Progressively, from the smallest city (Katrineholm) to the middle-sized (Cambrai, then Erfurt), to, finally, the largest (Thessaloniki), Mikael Levin's photographs of the four cities introduce the complex interaction between individuals, the architectural patrimony, and social modes of appropriation of space as they operates in each city.
Despite their different origins and historical development, Katrineholm(the smallest) and Thessaloniki (the largest) are presented almost solely through contemporary neighborhoods, where, in its absence or its presence, the human throng is the principal actor, the central theme(one need merely compare the two photographs of bus stops: in Katrineholm an image of solitude, a totally isolated man; in Thessaloniki, in contrast, we have a crowd, a real jostling).....
In Cambrai and in Erfurt - medium sized and with different histories - identity emerges from a mixing of people and edifices, which balance each other out in the images.
I would like to elaborate a bit on the images of Thessaloniki, which are as simple as documents, but also very constructed. They show the city - a theater of permanent movement and of continual ferment- with people or empty, but full of signs of human life - of a life that is lived in immediate contact through touching or visual vis-a-vis. This face to face especially is very subtly presented through the small vertical images presented in panoramic format. These show the streets of Thessaloniki, narrow, rather airless, with recessed balconies and an ill-defined skyline, real urban canyons. Where I, an inhabitant of that city, see only ugliness, lighting and noise problems, etc., Mikael Levin accents the human scale of those tiered balconies, the value of the intermediary spaces, between the private and the public - what is constructed and the outdoors, the extroverted and the enclosed, the street and the perspective of the sky - framed nature - finally the intense conviviality: a landscape totally anthropogenic, so to speak. The contrast with the Erfurt suburbs could not be more eloquent: a vague landscape, blind gables, mute, impersonal, neutral spaces.
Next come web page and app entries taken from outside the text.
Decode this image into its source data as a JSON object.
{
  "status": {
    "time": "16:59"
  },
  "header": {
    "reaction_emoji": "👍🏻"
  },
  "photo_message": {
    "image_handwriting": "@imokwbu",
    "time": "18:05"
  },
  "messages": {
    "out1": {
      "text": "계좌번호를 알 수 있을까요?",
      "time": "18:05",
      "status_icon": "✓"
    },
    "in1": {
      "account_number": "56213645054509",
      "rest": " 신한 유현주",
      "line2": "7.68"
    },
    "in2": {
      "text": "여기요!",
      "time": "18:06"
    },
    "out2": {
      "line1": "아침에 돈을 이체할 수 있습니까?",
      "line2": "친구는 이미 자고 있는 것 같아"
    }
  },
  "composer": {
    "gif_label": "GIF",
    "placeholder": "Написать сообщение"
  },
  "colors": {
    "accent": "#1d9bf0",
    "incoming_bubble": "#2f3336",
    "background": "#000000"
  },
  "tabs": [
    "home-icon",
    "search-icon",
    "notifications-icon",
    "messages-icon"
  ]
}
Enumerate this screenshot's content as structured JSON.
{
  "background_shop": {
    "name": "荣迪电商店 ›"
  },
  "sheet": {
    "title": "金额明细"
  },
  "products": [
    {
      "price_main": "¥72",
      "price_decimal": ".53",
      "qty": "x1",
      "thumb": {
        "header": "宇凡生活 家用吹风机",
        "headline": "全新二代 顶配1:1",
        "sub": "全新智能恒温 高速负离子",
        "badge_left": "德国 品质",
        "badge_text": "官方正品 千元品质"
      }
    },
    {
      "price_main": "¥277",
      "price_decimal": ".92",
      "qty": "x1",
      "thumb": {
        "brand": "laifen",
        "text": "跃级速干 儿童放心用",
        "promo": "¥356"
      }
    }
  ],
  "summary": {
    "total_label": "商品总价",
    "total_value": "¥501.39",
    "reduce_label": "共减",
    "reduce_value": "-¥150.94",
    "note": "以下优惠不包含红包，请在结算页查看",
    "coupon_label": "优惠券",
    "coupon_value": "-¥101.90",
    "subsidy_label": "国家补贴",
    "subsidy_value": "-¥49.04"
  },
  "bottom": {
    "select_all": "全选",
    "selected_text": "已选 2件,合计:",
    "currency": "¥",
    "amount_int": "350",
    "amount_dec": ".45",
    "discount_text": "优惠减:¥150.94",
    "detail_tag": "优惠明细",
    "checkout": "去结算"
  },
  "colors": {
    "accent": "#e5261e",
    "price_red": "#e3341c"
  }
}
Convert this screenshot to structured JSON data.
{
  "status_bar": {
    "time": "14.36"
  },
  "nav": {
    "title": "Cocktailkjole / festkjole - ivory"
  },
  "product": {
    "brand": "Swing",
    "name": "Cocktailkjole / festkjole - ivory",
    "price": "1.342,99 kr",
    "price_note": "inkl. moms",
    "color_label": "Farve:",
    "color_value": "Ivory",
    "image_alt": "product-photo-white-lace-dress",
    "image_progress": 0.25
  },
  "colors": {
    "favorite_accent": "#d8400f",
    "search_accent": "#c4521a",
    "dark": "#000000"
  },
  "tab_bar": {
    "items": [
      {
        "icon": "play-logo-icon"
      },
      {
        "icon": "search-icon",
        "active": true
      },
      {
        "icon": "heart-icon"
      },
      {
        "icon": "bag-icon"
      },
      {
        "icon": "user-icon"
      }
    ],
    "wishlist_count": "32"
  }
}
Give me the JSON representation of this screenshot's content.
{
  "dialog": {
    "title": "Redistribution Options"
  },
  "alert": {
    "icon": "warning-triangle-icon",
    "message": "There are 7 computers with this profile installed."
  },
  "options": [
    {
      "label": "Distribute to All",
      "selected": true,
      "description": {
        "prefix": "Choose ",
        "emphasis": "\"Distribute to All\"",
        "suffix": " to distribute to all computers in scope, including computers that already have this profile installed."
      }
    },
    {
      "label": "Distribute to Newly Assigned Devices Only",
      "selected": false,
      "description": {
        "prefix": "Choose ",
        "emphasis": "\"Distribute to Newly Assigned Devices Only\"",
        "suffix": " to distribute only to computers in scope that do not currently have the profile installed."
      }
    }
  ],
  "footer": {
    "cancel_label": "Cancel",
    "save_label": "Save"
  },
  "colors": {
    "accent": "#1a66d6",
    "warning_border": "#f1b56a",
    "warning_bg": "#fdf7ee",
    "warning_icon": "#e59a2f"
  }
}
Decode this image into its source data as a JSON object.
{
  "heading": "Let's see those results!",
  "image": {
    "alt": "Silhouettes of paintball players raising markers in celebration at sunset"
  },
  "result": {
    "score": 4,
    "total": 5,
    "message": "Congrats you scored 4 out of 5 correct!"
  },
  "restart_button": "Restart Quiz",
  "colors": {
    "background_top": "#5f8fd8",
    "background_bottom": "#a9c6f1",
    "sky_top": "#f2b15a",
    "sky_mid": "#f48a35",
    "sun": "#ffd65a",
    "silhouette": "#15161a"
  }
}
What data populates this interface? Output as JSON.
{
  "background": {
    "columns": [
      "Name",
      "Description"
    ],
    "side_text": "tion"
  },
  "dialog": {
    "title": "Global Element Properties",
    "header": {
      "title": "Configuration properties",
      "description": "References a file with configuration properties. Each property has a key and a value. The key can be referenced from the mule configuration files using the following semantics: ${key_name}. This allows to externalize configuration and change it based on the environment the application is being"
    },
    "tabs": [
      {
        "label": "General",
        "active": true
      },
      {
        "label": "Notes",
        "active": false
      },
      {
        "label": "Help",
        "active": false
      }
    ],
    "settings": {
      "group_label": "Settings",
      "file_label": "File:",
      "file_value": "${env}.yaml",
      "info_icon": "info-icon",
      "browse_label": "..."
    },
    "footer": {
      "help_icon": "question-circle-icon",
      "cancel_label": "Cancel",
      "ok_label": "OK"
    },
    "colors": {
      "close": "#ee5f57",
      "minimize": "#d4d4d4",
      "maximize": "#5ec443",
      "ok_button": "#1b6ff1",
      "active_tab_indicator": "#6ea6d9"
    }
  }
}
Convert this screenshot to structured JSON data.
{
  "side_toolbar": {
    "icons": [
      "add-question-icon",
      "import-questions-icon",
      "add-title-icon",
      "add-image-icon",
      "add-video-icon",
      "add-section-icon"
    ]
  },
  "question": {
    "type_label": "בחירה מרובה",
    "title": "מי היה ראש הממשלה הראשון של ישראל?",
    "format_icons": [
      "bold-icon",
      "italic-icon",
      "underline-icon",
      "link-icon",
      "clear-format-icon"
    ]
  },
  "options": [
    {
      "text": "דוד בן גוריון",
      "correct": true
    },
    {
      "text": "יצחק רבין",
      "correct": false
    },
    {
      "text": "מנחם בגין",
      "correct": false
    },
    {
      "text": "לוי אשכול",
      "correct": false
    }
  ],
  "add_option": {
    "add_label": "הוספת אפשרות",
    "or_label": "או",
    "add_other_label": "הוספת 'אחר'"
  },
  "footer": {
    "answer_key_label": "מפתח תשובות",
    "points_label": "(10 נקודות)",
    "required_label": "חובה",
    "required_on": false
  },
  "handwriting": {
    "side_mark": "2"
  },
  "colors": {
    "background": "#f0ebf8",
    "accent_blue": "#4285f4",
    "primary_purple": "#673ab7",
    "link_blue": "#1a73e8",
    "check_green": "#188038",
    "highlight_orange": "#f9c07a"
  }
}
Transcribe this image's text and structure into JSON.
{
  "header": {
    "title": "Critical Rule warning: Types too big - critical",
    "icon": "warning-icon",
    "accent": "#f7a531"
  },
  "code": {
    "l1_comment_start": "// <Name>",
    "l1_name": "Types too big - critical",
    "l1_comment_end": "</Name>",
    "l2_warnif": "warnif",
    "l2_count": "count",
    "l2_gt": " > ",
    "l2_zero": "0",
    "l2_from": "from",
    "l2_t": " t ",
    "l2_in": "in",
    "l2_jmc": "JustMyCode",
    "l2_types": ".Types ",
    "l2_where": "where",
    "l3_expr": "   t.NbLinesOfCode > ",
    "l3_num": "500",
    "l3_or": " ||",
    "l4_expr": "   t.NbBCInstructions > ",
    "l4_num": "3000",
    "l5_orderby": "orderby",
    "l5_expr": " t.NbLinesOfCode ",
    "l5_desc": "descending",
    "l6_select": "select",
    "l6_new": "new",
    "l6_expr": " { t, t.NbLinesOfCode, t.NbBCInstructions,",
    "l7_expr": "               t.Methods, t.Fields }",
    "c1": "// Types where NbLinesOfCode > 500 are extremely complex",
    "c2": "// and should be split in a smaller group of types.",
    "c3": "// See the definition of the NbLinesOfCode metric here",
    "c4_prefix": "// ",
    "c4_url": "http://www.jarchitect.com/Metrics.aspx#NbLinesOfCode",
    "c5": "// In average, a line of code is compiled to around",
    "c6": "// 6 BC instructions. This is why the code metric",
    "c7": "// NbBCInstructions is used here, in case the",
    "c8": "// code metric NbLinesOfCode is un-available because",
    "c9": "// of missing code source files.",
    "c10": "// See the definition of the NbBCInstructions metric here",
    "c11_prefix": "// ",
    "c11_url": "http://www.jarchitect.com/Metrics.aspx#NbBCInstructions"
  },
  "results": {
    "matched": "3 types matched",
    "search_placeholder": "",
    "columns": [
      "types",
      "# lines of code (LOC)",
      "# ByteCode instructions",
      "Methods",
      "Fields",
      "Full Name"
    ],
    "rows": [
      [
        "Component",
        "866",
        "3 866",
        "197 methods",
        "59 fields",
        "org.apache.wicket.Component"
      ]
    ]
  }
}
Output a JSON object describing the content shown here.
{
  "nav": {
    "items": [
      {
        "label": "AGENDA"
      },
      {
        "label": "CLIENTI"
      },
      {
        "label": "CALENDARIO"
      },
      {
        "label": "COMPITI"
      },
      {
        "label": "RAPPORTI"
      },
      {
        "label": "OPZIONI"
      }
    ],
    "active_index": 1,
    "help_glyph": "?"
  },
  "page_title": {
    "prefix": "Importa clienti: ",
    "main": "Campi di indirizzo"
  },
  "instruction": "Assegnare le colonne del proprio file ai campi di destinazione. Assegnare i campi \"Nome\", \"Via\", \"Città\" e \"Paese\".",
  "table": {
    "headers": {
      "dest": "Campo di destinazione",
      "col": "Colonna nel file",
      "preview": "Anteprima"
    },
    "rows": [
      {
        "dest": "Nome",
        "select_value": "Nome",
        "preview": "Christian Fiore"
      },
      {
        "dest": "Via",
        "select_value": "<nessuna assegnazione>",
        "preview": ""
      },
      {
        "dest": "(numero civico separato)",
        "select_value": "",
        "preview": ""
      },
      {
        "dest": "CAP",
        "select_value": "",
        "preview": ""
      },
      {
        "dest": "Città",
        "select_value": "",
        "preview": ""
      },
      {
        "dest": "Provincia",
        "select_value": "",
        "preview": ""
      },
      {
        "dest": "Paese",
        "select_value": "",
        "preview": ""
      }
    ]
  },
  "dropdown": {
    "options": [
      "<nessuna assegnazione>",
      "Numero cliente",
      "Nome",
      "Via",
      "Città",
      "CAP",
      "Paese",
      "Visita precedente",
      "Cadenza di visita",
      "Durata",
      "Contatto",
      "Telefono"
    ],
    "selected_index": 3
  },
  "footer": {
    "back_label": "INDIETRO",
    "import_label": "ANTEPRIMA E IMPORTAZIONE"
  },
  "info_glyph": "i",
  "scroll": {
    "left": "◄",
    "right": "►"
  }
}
Through Mikael Levin's photographs, I see that for him, Thessaloniki's cultural identity lies above all in that urban dynamic of living together/ sociable life, much more than in multicultural historical references or in monuments from different eras of the city (where I had taken him during his first visit to the city; but he chose not to include those photographs in the present exhibit). Even the lone stroller on the embankment is looking at the city from a distance that idealizes the mass of concrete. That mass doesn't appear terrifying, but rather reassuring, since, as we know through the other photographs, it constitutes, like an ant-hill, a container of human life (it shelters human beings).
Allow me, however, one final, rather troubling, disconcerting remark inspired by present times.
I think that the vision and testimony Mikael Levin brings (when he evokes a human, convivial, "sensual" city, associating a universal value to it) are optimistic. I would readily subscribe to his vision. I would even feel happy to live in a city where, constantly rubbing shoulders with each other, people reinforce social cohesion; where human understanding and feelings of generosity towards the Other develop. However, recent events, and the brutality with which our co-citizens of Athens sent the Kurdish refugees from one neighborhood to the other, refusing access to their immediate neighborhood, make me doubt that this human value, that belongs to the great tradition of cosmopolitanism, is deeply rooted in contemporary European and Greek cities.
Alexandra Yerolympos is an architect-planner and teaches urban and planning history in the University of Thessaloniki. She is the author of books and articles on the Planning history of Greece, the Balkans and the Eastern Mediterranean (Urban Transformations in the Balkans, Between East and West, Greek cities in the 19th century etc).
(Translation by Susan Cohen)